## Problem description
Copy all records verbatim, images excluded.

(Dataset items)
::::::::
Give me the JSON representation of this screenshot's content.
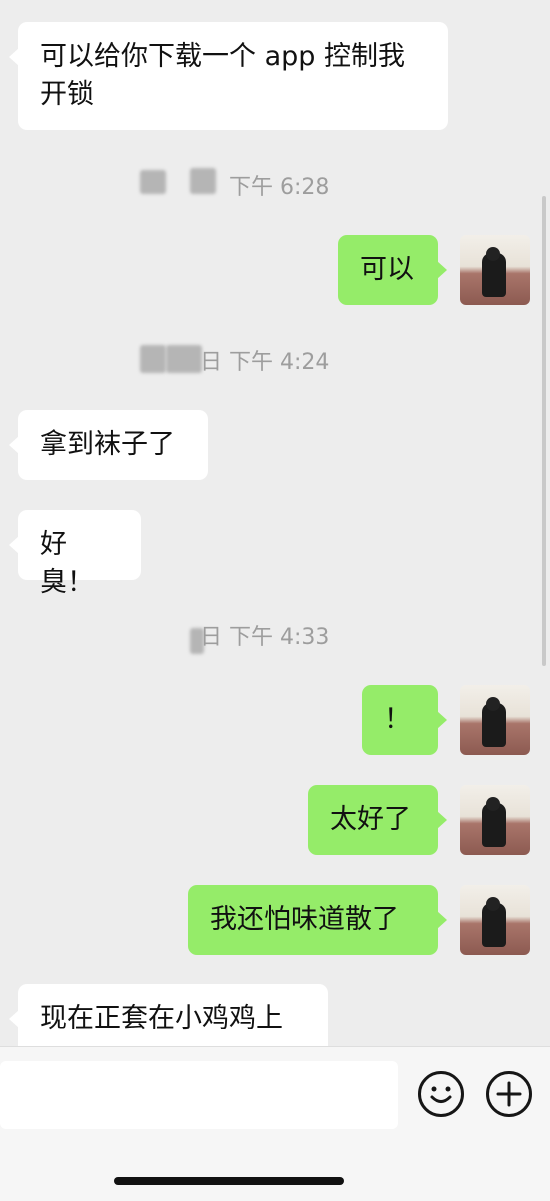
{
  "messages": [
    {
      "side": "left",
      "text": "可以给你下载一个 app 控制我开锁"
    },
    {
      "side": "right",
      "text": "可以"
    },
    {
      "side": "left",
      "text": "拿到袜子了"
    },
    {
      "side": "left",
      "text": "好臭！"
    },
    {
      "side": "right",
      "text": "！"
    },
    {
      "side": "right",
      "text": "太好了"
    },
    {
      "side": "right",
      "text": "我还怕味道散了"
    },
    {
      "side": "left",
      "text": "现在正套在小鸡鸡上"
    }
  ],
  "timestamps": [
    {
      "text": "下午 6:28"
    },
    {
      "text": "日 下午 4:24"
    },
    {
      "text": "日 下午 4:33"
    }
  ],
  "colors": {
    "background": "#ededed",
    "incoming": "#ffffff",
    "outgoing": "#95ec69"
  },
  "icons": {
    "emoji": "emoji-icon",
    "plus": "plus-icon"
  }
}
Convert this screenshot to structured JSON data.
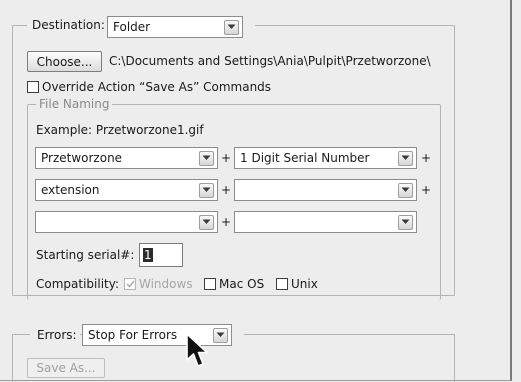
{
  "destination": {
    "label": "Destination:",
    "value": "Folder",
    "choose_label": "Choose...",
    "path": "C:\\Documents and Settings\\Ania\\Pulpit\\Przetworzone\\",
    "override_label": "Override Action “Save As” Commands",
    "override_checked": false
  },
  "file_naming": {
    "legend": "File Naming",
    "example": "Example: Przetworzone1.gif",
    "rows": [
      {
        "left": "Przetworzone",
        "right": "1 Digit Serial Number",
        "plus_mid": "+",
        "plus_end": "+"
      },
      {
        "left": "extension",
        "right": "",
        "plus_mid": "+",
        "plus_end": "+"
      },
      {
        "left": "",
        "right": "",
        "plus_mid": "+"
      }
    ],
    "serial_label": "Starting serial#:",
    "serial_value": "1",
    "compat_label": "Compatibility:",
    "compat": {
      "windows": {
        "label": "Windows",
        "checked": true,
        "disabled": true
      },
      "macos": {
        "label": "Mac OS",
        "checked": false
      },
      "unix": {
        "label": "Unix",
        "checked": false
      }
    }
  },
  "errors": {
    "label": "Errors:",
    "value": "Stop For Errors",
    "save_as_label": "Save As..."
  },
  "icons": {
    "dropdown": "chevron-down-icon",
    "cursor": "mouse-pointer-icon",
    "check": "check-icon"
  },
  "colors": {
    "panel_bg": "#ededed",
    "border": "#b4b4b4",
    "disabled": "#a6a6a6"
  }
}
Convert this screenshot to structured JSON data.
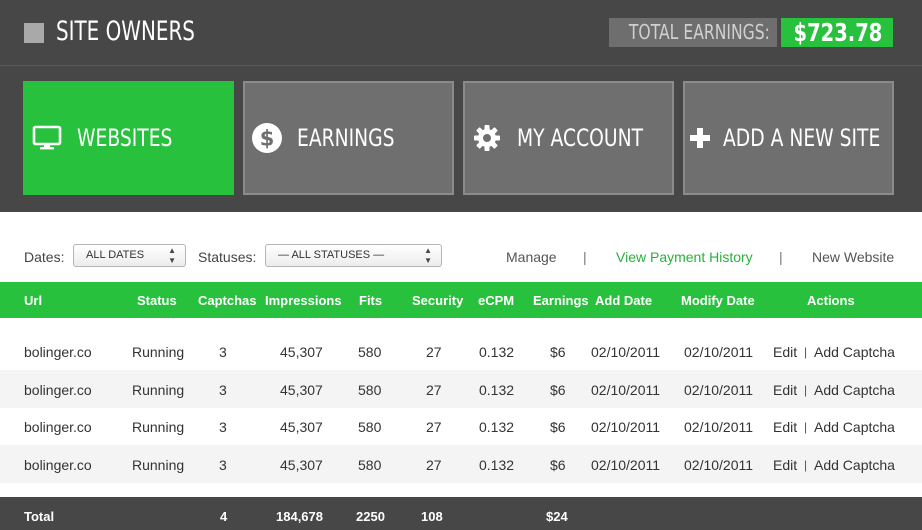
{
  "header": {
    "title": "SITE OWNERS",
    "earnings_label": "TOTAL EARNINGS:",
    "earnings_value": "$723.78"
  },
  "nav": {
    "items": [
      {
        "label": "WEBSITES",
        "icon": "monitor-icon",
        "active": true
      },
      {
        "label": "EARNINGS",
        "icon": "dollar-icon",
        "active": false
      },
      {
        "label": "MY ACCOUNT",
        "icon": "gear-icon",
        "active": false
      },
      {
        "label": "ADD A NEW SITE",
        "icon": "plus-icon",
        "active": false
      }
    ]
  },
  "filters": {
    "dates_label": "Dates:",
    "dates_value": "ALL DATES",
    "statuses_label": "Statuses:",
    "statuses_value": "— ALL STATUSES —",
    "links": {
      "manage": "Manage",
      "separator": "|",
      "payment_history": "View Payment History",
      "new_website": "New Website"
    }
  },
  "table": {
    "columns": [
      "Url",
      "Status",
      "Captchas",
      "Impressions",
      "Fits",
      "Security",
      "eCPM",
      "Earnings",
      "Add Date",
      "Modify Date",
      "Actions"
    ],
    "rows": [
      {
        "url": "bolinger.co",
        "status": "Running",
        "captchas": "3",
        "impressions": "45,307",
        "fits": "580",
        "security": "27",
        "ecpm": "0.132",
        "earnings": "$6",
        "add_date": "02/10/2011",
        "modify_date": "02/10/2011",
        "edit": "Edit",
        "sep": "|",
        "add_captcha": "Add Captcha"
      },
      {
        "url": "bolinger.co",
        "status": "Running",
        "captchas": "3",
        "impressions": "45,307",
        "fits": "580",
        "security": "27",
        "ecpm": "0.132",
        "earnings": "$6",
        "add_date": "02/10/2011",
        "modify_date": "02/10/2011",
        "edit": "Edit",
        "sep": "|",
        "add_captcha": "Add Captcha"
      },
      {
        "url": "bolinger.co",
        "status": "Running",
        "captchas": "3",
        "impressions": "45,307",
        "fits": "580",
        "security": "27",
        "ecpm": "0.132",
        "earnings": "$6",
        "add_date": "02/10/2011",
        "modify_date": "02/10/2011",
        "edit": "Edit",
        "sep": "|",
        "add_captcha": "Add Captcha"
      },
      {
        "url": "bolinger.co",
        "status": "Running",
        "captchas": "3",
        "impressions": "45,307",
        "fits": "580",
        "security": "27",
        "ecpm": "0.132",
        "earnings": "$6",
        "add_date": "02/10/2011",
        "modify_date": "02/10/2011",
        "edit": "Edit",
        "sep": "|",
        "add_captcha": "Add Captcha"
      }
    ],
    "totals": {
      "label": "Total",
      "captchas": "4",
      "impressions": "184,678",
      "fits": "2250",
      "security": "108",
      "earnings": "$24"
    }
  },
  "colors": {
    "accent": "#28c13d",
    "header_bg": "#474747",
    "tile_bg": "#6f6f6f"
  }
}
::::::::
## Answer to this task
Give me the JSON representation of this screenshot's content.
{
  "messages": [
    {
      "side": "left",
      "text": "可以给你下载一个 app 控制我开锁"
    },
    {
      "side": "right",
      "text": "可以"
    },
    {
      "side": "left",
      "text": "拿到袜子了"
    },
    {
      "side": "left",
      "text": "好臭！"
    },
    {
      "side": "right",
      "text": "！"
    },
    {
      "side": "right",
      "text": "太好了"
    },
    {
      "side": "right",
      "text": "我还怕味道散了"
    },
    {
      "side": "left",
      "text": "现在正套在小鸡鸡上"
    }
  ],
  "timestamps": [
    {
      "text": "下午 6:28"
    },
    {
      "text": "日 下午 4:24"
    },
    {
      "text": "日 下午 4:33"
    }
  ],
  "colors": {
    "background": "#ededed",
    "incoming": "#ffffff",
    "outgoing": "#95ec69"
  },
  "icons": {
    "emoji": "emoji-icon",
    "plus": "plus-icon"
  }
}
Convert this screenshot to structured JSON data.
{
  "destination": {
    "label": "Destination:",
    "value": "Folder",
    "choose_label": "Choose...",
    "path": "C:\\Documents and Settings\\Ania\\Pulpit\\Przetworzone\\",
    "override_label": "Override Action “Save As” Commands",
    "override_checked": false
  },
  "file_naming": {
    "legend": "File Naming",
    "example": "Example: Przetworzone1.gif",
    "rows": [
      {
        "left": "Przetworzone",
        "right": "1 Digit Serial Number",
        "plus_mid": "+",
        "plus_end": "+"
      },
      {
        "left": "extension",
        "right": "",
        "plus_mid": "+",
        "plus_end": "+"
      },
      {
        "left": "",
        "right": "",
        "plus_mid": "+"
      }
    ],
    "serial_label": "Starting serial#:",
    "serial_value": "1",
    "compat_label": "Compatibility:",
    "compat": {
      "windows": {
        "label": "Windows",
        "checked": true,
        "disabled": true
      },
      "macos": {
        "label": "Mac OS",
        "checked": false
      },
      "unix": {
        "label": "Unix",
        "checked": false
      }
    }
  },
  "errors": {
    "label": "Errors:",
    "value": "Stop For Errors",
    "save_as_label": "Save As..."
  },
  "icons": {
    "dropdown": "chevron-down-icon",
    "cursor": "mouse-pointer-icon",
    "check": "check-icon"
  },
  "colors": {
    "panel_bg": "#ededed",
    "border": "#b4b4b4",
    "disabled": "#a6a6a6"
  }
}
Convert this screenshot to structured JSON data.
{
  "header": {
    "title": "SITE OWNERS",
    "earnings_label": "TOTAL EARNINGS:",
    "earnings_value": "$723.78"
  },
  "nav": {
    "items": [
      {
        "label": "WEBSITES",
        "icon": "monitor-icon",
        "active": true
      },
      {
        "label": "EARNINGS",
        "icon": "dollar-icon",
        "active": false
      },
      {
        "label": "MY ACCOUNT",
        "icon": "gear-icon",
        "active": false
      },
      {
        "label": "ADD A NEW SITE",
        "icon": "plus-icon",
        "active": false
      }
    ]
  },
  "filters": {
    "dates_label": "Dates:",
    "dates_value": "ALL DATES",
    "statuses_label": "Statuses:",
    "statuses_value": "— ALL STATUSES —",
    "links": {
      "manage": "Manage",
      "separator": "|",
      "payment_history": "View Payment History",
      "new_website": "New Website"
    }
  },
  "table": {
    "columns": [
      "Url",
      "Status",
      "Captchas",
      "Impressions",
      "Fits",
      "Security",
      "eCPM",
      "Earnings",
      "Add Date",
      "Modify Date",
      "Actions"
    ],
    "rows": [
      {
        "url": "bolinger.co",
        "status": "Running",
        "captchas": "3",
        "impressions": "45,307",
        "fits": "580",
        "security": "27",
        "ecpm": "0.132",
        "earnings": "$6",
        "add_date": "02/10/2011",
        "modify_date": "02/10/2011",
        "edit": "Edit",
        "sep": "|",
        "add_captcha": "Add Captcha"
      },
      {
        "url": "bolinger.co",
        "status": "Running",
        "captchas": "3",
        "impressions": "45,307",
        "fits": "580",
        "security": "27",
        "ecpm": "0.132",
        "earnings": "$6",
        "add_date": "02/10/2011",
        "modify_date": "02/10/2011",
        "edit": "Edit",
        "sep": "|",
        "add_captcha": "Add Captcha"
      },
      {
        "url": "bolinger.co",
        "status": "Running",
        "captchas": "3",
        "impressions": "45,307",
        "fits": "580",
        "security": "27",
        "ecpm": "0.132",
        "earnings": "$6",
        "add_date": "02/10/2011",
        "modify_date": "02/10/2011",
        "edit": "Edit",
        "sep": "|",
        "add_captcha": "Add Captcha"
      },
      {
        "url": "bolinger.co",
        "status": "Running",
        "captchas": "3",
        "impressions": "45,307",
        "fits": "580",
        "security": "27",
        "ecpm": "0.132",
        "earnings": "$6",
        "add_date": "02/10/2011",
        "modify_date": "02/10/2011",
        "edit": "Edit",
        "sep": "|",
        "add_captcha": "Add Captcha"
      }
    ],
    "totals": {
      "label": "Total",
      "captchas": "4",
      "impressions": "184,678",
      "fits": "2250",
      "security": "108",
      "earnings": "$24"
    }
  },
  "colors": {
    "accent": "#28c13d",
    "header_bg": "#474747",
    "tile_bg": "#6f6f6f"
  }
}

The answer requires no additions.